Powerful structural and cyclical forces make China’s equities attractive to investors. The key reasons? Global reflation and a domestic cyclical upswing should be supportive. See the BlackRock GPS for China. Progress on domestic structural reforms and undemanding valuations add to China’s attractiveness.
An increasing debt load, persistent capital outflows and a potential trade war with the U.S. under the new Trump administration have made investors wary of China. Yet trade is a smaller growth driver than in the past, and China is strengthening ties within Asia and making its economy more consumer-driven.
Chinese equity returns have trailed the nation’s spectacular growth since 2000, underperforming emerging markets such as India. Structural problems (resulting from the 2009 stimulus) and declining multiples have weighed on equity returns since the financial crisis.
Companies have enjoyed solid earnings growth, but high levels of investment have left little to distribute to shareholders. China H-shares—listed on foreign exchanges such as Hong Kong—have fared better than A-shares—listed on onshore exchanges. See the chart below.
These dynamics should change as policymakers in Beijing press ahead with reforms, domestic and offshore valuations converge, and China is admitted to global equity indexes.
“Old economy” sectors such as materials, industrials and financials are still overrepresented in the domestic A-share market, but “new economy” companies in consumption-driven sectors such as technology and services accounted for half of the IPOs in the A-share market in 2016, we calculate.

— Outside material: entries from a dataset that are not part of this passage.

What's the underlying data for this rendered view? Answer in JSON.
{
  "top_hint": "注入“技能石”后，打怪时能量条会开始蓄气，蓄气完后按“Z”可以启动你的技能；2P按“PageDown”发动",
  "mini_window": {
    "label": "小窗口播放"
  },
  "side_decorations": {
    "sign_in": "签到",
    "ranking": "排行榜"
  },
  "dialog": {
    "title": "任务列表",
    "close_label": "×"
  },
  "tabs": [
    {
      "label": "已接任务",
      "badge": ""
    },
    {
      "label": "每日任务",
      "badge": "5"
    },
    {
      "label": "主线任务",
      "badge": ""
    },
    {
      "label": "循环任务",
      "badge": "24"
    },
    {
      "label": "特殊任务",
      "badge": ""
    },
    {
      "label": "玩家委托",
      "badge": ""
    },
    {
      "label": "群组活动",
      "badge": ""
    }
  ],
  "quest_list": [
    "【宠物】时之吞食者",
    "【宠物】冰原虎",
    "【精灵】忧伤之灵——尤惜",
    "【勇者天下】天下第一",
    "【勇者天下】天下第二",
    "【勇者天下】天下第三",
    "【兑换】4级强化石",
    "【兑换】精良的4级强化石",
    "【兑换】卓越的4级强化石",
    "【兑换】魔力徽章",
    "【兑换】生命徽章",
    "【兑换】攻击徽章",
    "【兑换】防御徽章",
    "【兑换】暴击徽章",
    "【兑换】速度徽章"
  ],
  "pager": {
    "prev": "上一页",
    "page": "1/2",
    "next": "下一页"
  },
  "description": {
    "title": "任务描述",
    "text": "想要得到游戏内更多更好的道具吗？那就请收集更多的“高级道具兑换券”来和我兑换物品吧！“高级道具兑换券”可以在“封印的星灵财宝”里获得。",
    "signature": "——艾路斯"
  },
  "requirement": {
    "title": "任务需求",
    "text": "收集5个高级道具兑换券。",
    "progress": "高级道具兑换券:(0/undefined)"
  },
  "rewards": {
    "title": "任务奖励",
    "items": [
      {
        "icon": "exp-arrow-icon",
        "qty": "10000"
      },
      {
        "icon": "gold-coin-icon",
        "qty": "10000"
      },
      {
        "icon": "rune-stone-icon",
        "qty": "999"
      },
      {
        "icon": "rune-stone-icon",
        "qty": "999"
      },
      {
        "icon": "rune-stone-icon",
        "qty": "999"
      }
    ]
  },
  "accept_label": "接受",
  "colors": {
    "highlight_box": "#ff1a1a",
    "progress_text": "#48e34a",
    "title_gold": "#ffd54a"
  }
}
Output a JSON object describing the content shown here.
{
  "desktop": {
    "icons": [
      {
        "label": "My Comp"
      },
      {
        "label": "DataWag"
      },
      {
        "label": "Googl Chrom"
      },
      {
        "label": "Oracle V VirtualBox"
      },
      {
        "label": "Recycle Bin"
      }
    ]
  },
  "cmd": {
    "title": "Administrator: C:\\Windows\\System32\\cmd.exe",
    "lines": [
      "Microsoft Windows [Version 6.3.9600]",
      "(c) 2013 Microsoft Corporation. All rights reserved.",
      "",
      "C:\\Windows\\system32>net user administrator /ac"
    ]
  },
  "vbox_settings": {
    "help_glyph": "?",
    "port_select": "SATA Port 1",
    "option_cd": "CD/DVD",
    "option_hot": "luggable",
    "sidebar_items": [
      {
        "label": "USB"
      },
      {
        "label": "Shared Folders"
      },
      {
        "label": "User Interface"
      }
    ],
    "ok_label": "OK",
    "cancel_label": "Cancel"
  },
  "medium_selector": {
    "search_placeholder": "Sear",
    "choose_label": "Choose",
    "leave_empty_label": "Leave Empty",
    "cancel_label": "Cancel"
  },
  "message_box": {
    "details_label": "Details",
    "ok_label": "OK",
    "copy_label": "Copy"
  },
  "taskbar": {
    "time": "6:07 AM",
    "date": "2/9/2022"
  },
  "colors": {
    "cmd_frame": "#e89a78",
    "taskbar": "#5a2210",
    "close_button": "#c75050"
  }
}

The eventual inclusion of domestic A-shares in indexes should expand the representation of China in global capital markets and attract a broader group of investors. China’s onshore and offshore markets are set to converge, attracting a more stable and less speculative investor base. This begs the question: Are Chinese equities investible? And where are the greatest opportunities today?
It may be tempting for investors to focus exclusively on “new economy” stocks given the high indebtedness and mature growth rates of some industrial and manufacturing companies. Yet we also see opportunities as the programs to reduce capacity and improve profitability in overbuilt heavy industries such as steel and coal are broadened to other industries over the coming years.
Trumped on exports?
The biggest immediate risk to Chinese equity markets is a breakdown in global trade. U.S. President Donald Trump has threatened to raise tariffs on imported goods from China, while a U.S. congressional proposal could result in a 20% border adjustment on imported products and components.
China has become less dependent on exports to the U.S. than in the past, and net exports’ contribution to gross domestic product (GDP) has also declined. Yet any curbs on Chinese exports could hurt the country’s technology and energy industries, which draw about one-fourth of their revenue from overseas. Other sectors such as consumer staples and utilities are less dependent on foreign sales.
China, meanwhile, is far from passive. Its leadership has been laying the groundwork for deeper ties with Asian trade partners through the Asian Infrastructure Investment Bank and the One Belt, One Road development program.
We see Chinese stocks supported by an accommodative and flexible policy that aims to stabilize growth ahead of the 19th Party Congress this fall. The near-term upside may be capped by trade tensions and the pace of structural reforms. There is also China’s ever-growing debt pile to monitor. But over the medium term, we believe Chinese equities are an attractive, and under-owned, asset.
Many of the challenges are discounted in market valuations, and profitability is improving thanks to supply-side reforms. The ongoing liberalization of the financial system will gradually make it easier for foreign investors to participate directly in China’s markets. Read more on this in my Global Equity Outlook.